Aim of the exercise
Word for word, write the records out again, but omit each picture.

Extracted data entries

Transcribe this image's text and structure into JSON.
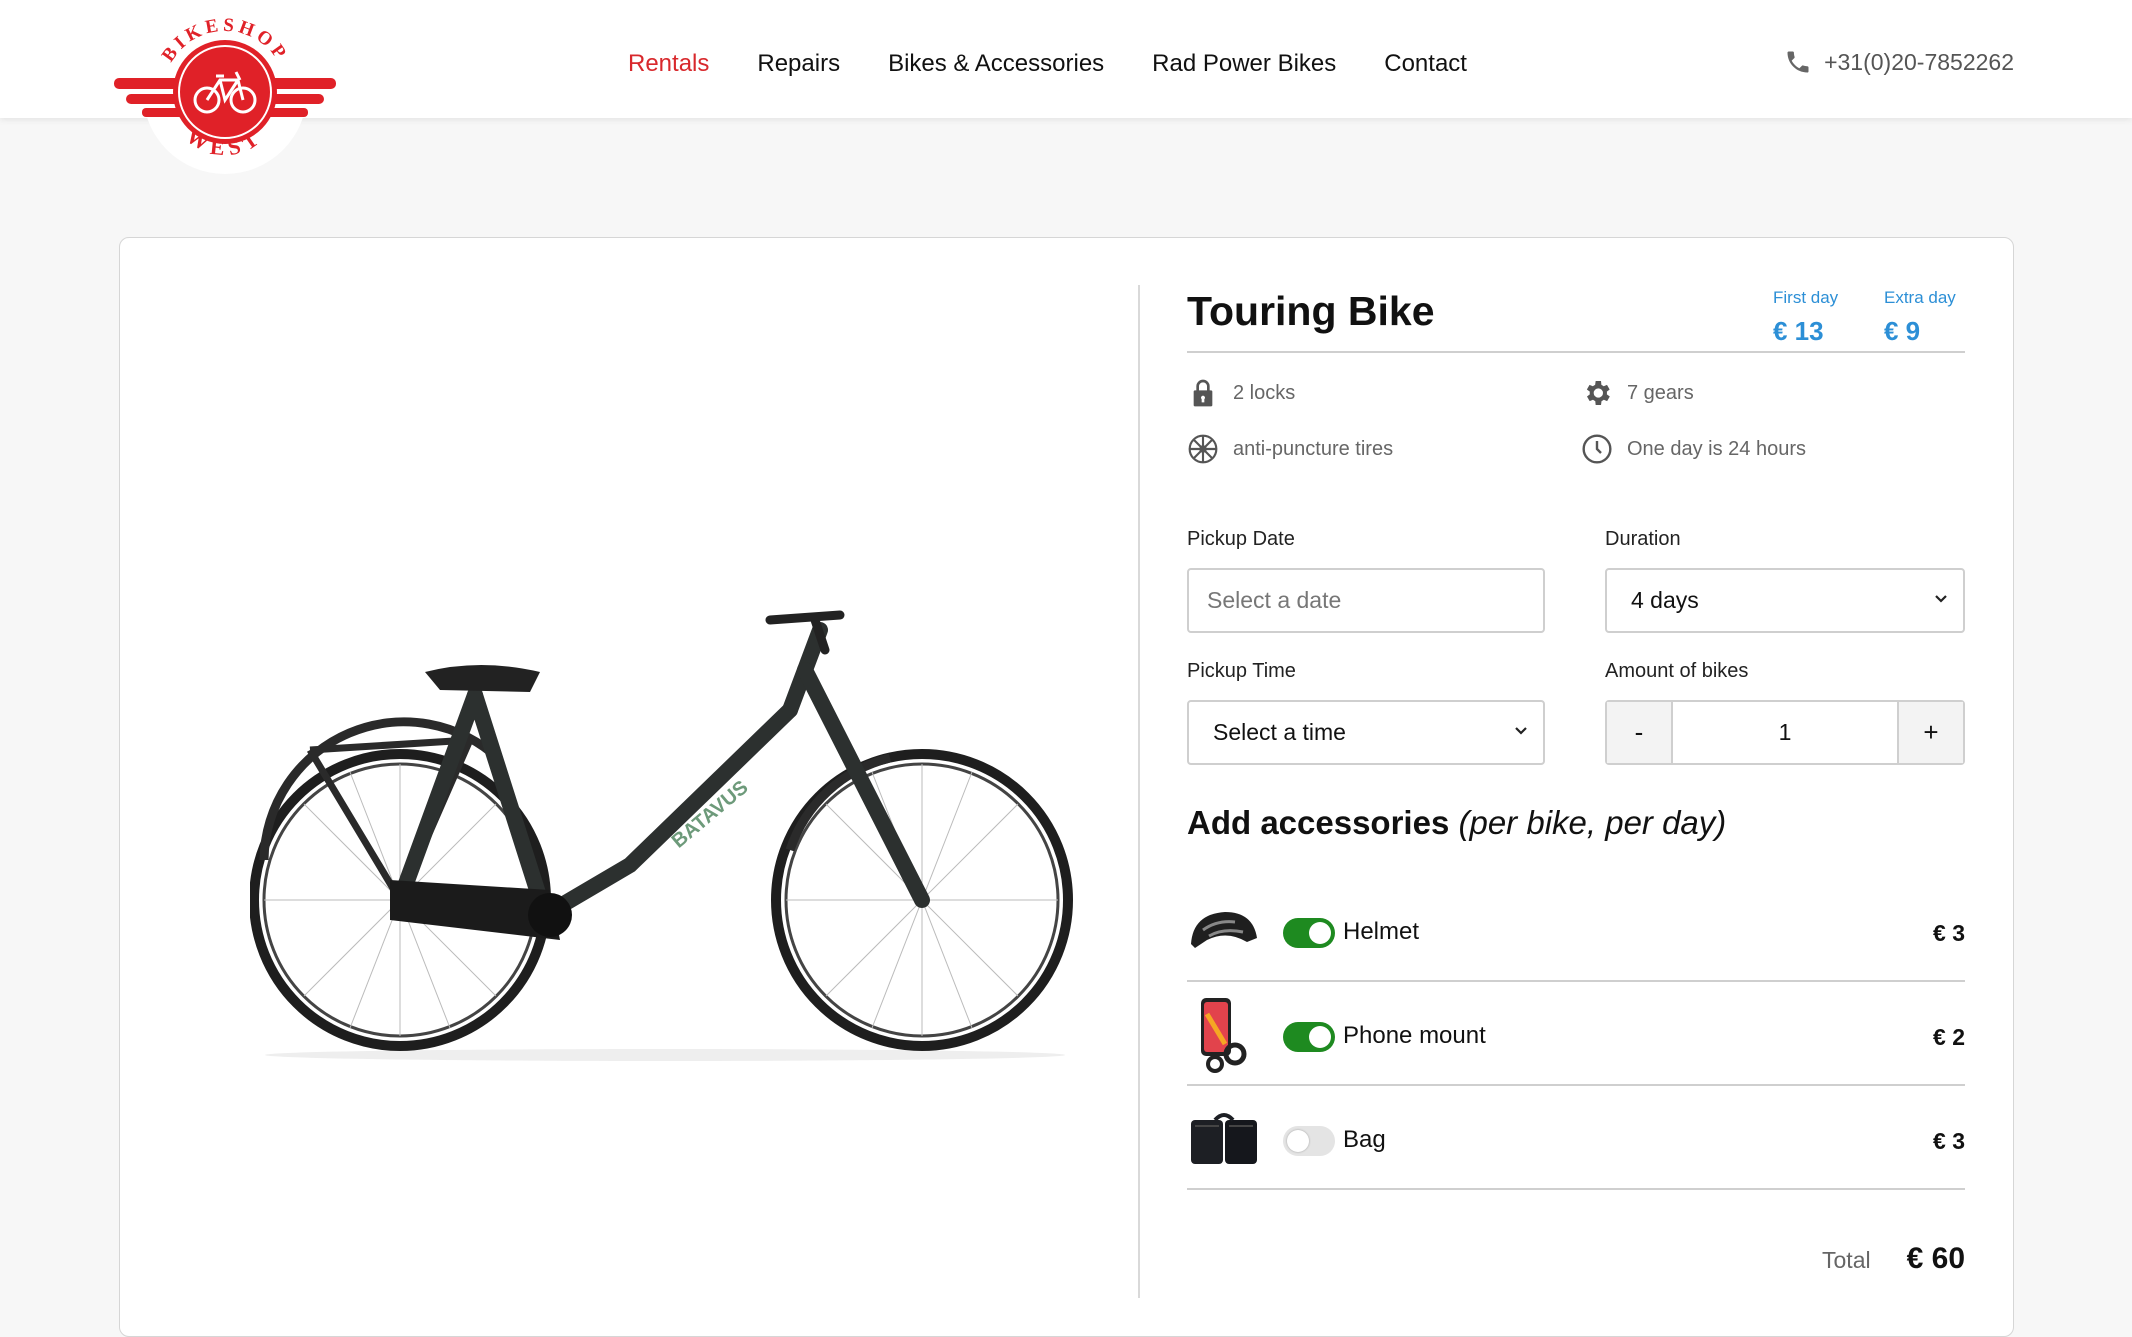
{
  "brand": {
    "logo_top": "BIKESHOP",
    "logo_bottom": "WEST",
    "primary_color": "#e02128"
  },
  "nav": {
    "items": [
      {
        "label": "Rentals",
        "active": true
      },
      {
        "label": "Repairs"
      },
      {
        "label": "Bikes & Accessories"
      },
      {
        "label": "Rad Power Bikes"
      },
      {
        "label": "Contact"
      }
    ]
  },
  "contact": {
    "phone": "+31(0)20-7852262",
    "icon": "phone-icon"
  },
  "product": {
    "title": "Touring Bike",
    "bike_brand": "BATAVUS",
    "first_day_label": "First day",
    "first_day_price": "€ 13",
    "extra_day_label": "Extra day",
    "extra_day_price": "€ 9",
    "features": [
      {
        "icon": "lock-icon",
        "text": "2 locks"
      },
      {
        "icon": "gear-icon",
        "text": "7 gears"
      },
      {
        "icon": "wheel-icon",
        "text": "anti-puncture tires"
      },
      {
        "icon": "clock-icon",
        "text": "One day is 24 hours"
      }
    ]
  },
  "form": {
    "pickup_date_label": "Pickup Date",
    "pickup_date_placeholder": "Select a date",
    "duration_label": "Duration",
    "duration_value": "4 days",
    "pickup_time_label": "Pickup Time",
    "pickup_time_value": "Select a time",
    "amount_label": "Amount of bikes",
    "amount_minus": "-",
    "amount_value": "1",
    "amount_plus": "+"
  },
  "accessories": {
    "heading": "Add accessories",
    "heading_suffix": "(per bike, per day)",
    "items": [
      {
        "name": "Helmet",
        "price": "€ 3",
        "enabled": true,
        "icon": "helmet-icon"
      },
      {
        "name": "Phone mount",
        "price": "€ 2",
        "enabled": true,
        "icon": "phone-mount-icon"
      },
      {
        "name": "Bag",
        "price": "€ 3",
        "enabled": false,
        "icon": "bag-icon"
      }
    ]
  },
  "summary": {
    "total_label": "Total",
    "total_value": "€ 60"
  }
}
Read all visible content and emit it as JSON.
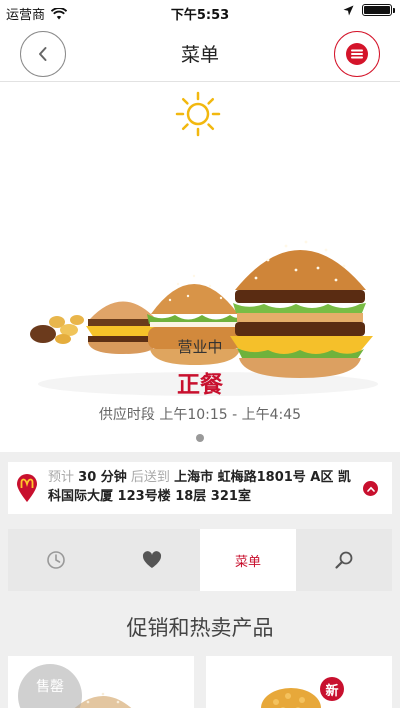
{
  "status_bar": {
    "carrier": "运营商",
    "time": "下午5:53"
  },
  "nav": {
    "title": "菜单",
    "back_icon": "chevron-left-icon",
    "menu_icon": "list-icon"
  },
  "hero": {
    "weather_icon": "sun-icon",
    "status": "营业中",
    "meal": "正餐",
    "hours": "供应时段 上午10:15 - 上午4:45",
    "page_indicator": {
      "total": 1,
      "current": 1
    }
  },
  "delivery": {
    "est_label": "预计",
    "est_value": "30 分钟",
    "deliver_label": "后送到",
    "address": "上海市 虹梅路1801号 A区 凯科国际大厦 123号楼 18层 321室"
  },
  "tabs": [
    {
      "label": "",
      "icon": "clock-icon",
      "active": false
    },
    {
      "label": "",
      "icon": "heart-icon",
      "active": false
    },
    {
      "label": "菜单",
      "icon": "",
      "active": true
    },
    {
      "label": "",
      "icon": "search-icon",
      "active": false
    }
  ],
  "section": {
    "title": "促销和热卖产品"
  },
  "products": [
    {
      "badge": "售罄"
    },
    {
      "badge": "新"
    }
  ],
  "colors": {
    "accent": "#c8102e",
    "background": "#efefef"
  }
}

Exercise output
Transcribe this image's text and structure into JSON.
{
  "brand": {
    "logo_top": "BIKESHOP",
    "logo_bottom": "WEST",
    "primary_color": "#e02128"
  },
  "nav": {
    "items": [
      {
        "label": "Rentals",
        "active": true
      },
      {
        "label": "Repairs"
      },
      {
        "label": "Bikes & Accessories"
      },
      {
        "label": "Rad Power Bikes"
      },
      {
        "label": "Contact"
      }
    ]
  },
  "contact": {
    "phone": "+31(0)20-7852262",
    "icon": "phone-icon"
  },
  "product": {
    "title": "Touring Bike",
    "bike_brand": "BATAVUS",
    "first_day_label": "First day",
    "first_day_price": "€ 13",
    "extra_day_label": "Extra day",
    "extra_day_price": "€ 9",
    "features": [
      {
        "icon": "lock-icon",
        "text": "2 locks"
      },
      {
        "icon": "gear-icon",
        "text": "7 gears"
      },
      {
        "icon": "wheel-icon",
        "text": "anti-puncture tires"
      },
      {
        "icon": "clock-icon",
        "text": "One day is 24 hours"
      }
    ]
  },
  "form": {
    "pickup_date_label": "Pickup Date",
    "pickup_date_placeholder": "Select a date",
    "duration_label": "Duration",
    "duration_value": "4 days",
    "pickup_time_label": "Pickup Time",
    "pickup_time_value": "Select a time",
    "amount_label": "Amount of bikes",
    "amount_minus": "-",
    "amount_value": "1",
    "amount_plus": "+"
  },
  "accessories": {
    "heading": "Add accessories",
    "heading_suffix": "(per bike, per day)",
    "items": [
      {
        "name": "Helmet",
        "price": "€ 3",
        "enabled": true,
        "icon": "helmet-icon"
      },
      {
        "name": "Phone mount",
        "price": "€ 2",
        "enabled": true,
        "icon": "phone-mount-icon"
      },
      {
        "name": "Bag",
        "price": "€ 3",
        "enabled": false,
        "icon": "bag-icon"
      }
    ]
  },
  "summary": {
    "total_label": "Total",
    "total_value": "€ 60"
  }
}
Read all visible content and emit it as JSON.
{
  "status_bar": {
    "carrier": "运营商",
    "time": "下午5:53"
  },
  "nav": {
    "title": "菜单",
    "back_icon": "chevron-left-icon",
    "menu_icon": "list-icon"
  },
  "hero": {
    "weather_icon": "sun-icon",
    "status": "营业中",
    "meal": "正餐",
    "hours": "供应时段 上午10:15 - 上午4:45",
    "page_indicator": {
      "total": 1,
      "current": 1
    }
  },
  "delivery": {
    "est_label": "预计",
    "est_value": "30 分钟",
    "deliver_label": "后送到",
    "address": "上海市 虹梅路1801号 A区 凯科国际大厦 123号楼 18层 321室"
  },
  "tabs": [
    {
      "label": "",
      "icon": "clock-icon",
      "active": false
    },
    {
      "label": "",
      "icon": "heart-icon",
      "active": false
    },
    {
      "label": "菜单",
      "icon": "",
      "active": true
    },
    {
      "label": "",
      "icon": "search-icon",
      "active": false
    }
  ],
  "section": {
    "title": "促销和热卖产品"
  },
  "products": [
    {
      "badge": "售罄"
    },
    {
      "badge": "新"
    }
  ],
  "colors": {
    "accent": "#c8102e",
    "background": "#efefef"
  }
}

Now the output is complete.